Loan servicers soon could be required to send borrowers personalized information regarding different loan repayment plans. Or borrowers might see these options spelled out when they log into their student loan accounts.
The Consumer Finance Protection Bureau is considering a Student Loan Payback Playbook. The Playbook would be a way for student loan borrowers to get better and timely information from their loan servicers about repayment options. The Bureau is seeking feedback on two versions through mid-June.
Earlier this year, U.S. Representative Ben Ray Luján (D-NM) introduced the Save for Success Act. The Act transforms the American Opportunity College Tax Credit (AOTC) into a savings vehicle for college. This legislation would create an incentive for families to save for college in advance by allowing families to claim up to $250 of the AOTC each year they save for their child’s future college education. For example, a family that starts a 529 plan for a child and deposits $200 would qualify for a tax credit of $200 that year. When the child goes to college, they can use the savings and any accumulated interest to pay for qualified college expenses.
Late last year U.S. Congressmen Joseph Crowley (D-NY) and Keith Ellison (D-MN) proposed their own college savings legislation. Both pieces of legislation aim to increase access to college for more Americans without having to rely on student debt and state or federal financial aid.
Earlier this month, legislation was introduced in the U.S. Senate that would allow permanently disabled veterans or survivors of veterans who have their student debt forgiven to avoid tax penalties.
Currently, by law, forgiven student debt is counted as income by the Internal Revenue Service, resulting in veterans or their survivors incurring potential tax-related costs.
The bipartisan bill, S. 2800, was introduced by U.S. Senators Chris Coons (D-DE), Angus King (I-ME) and Rob Portman (R-OH). The bill is currently in the U.S. Senate Finance Committee.
Last week Heritage University in Toppenish hosted more than 100 teacher educator professionals to discuss the effective use of data to more accurately illustrate current performance and drive improvements when necessary.
Organized by staff from the Washington Association of Colleges of Teacher Education and the Professional Educator Standards Board (PESB), the one-day summit provided the opportunity to discuss the use of university data platforms, data projects, teacher completer surveys, assessment processes, and more.
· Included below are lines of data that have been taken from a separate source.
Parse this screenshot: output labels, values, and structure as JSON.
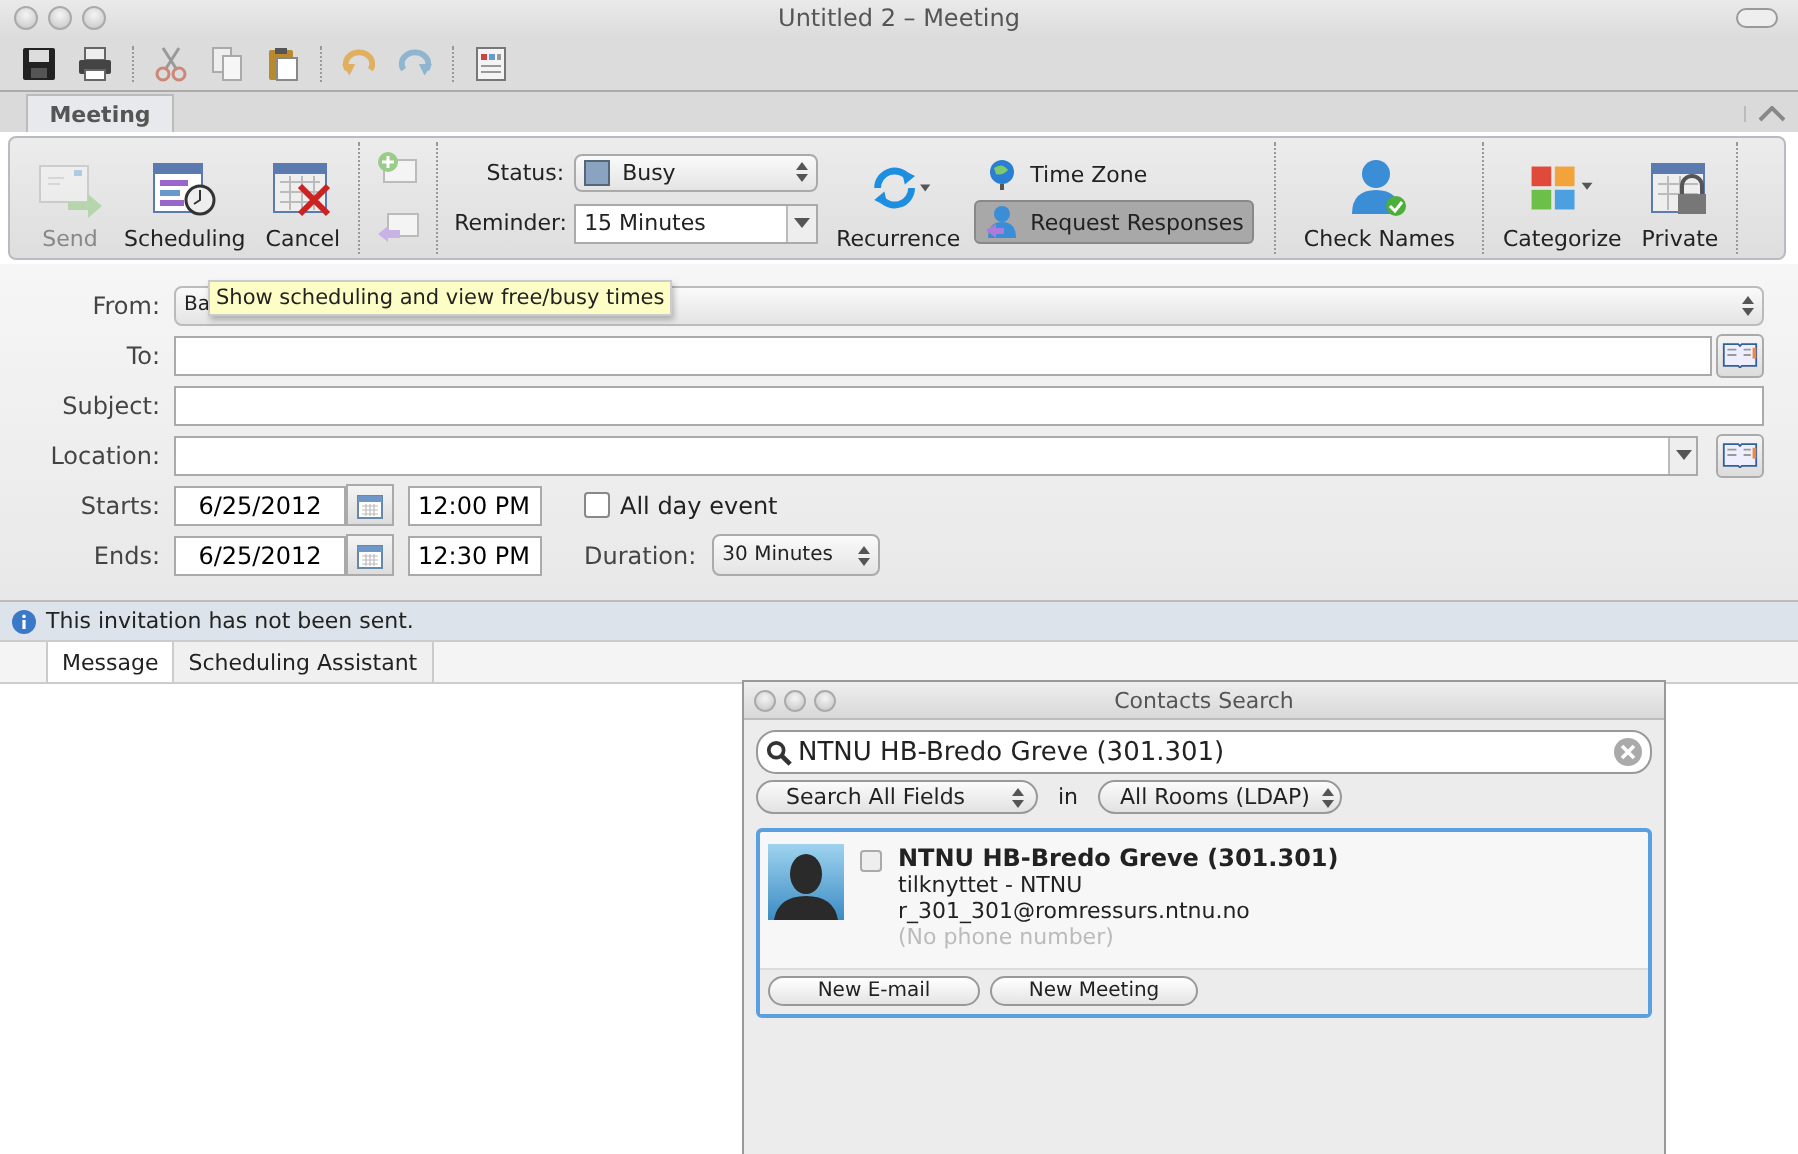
{
  "window": {
    "title": "Untitled 2 – Meeting"
  },
  "ribbon": {
    "tabs": [
      {
        "label": "Meeting",
        "selected": true
      }
    ],
    "big_buttons": [
      {
        "kind": "send",
        "label": "Send",
        "disabled": true
      },
      {
        "kind": "scheduling",
        "label": "Scheduling",
        "disabled": false
      },
      {
        "kind": "cancel",
        "label": "Cancel",
        "disabled": false
      }
    ],
    "status": {
      "label": "Status:",
      "value": "Busy"
    },
    "reminder": {
      "label": "Reminder:",
      "value": "15 Minutes"
    },
    "recurrence": {
      "label": "Recurrence"
    },
    "time_zone": {
      "label": "Time Zone"
    },
    "request_responses": {
      "label": "Request Responses",
      "selected": true
    },
    "check_names": {
      "label": "Check Names"
    },
    "categorize": {
      "label": "Categorize"
    },
    "private": {
      "label": "Private"
    }
  },
  "tooltip": "Show scheduling and view free/busy times",
  "form": {
    "from": {
      "label": "From:",
      "value": "Ba"
    },
    "to": {
      "label": "To:"
    },
    "subject": {
      "label": "Subject:"
    },
    "location": {
      "label": "Location:"
    },
    "starts": {
      "label": "Starts:",
      "date": "6/25/2012",
      "time": "12:00 PM"
    },
    "all_day": {
      "label": "All day event",
      "checked": false
    },
    "ends": {
      "label": "Ends:",
      "date": "6/25/2012",
      "time": "12:30 PM"
    },
    "duration": {
      "label": "Duration:",
      "value": "30 Minutes"
    }
  },
  "info": "This invitation has not been sent.",
  "tabs": [
    {
      "label": "Message",
      "selected": true
    },
    {
      "label": "Scheduling Assistant",
      "selected": false
    }
  ],
  "contacts": {
    "title": "Contacts Search",
    "search": "NTNU HB-Bredo Greve (301.301)",
    "field": "Search All Fields",
    "in": "in",
    "source": "All Rooms  (LDAP)",
    "result": {
      "name": "NTNU HB-Bredo Greve (301.301)",
      "affiliation": "tilknyttet - NTNU",
      "email": "r_301_301@romressurs.ntnu.no",
      "phone": "(No phone number)",
      "checked": false
    },
    "buttons": [
      "New E-mail",
      "New Meeting"
    ]
  }
}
This also provided an opportunity discuss PESB’s indicator-based program review work.
Attendees represented more than 20 public and private colleges and universities as well as the Council of Presidents, Independent Colleges of Washington, Office of Financial Management, and more.
More information is available at: https://sites.google.com/a/pesb.wa.gov/data-summit/.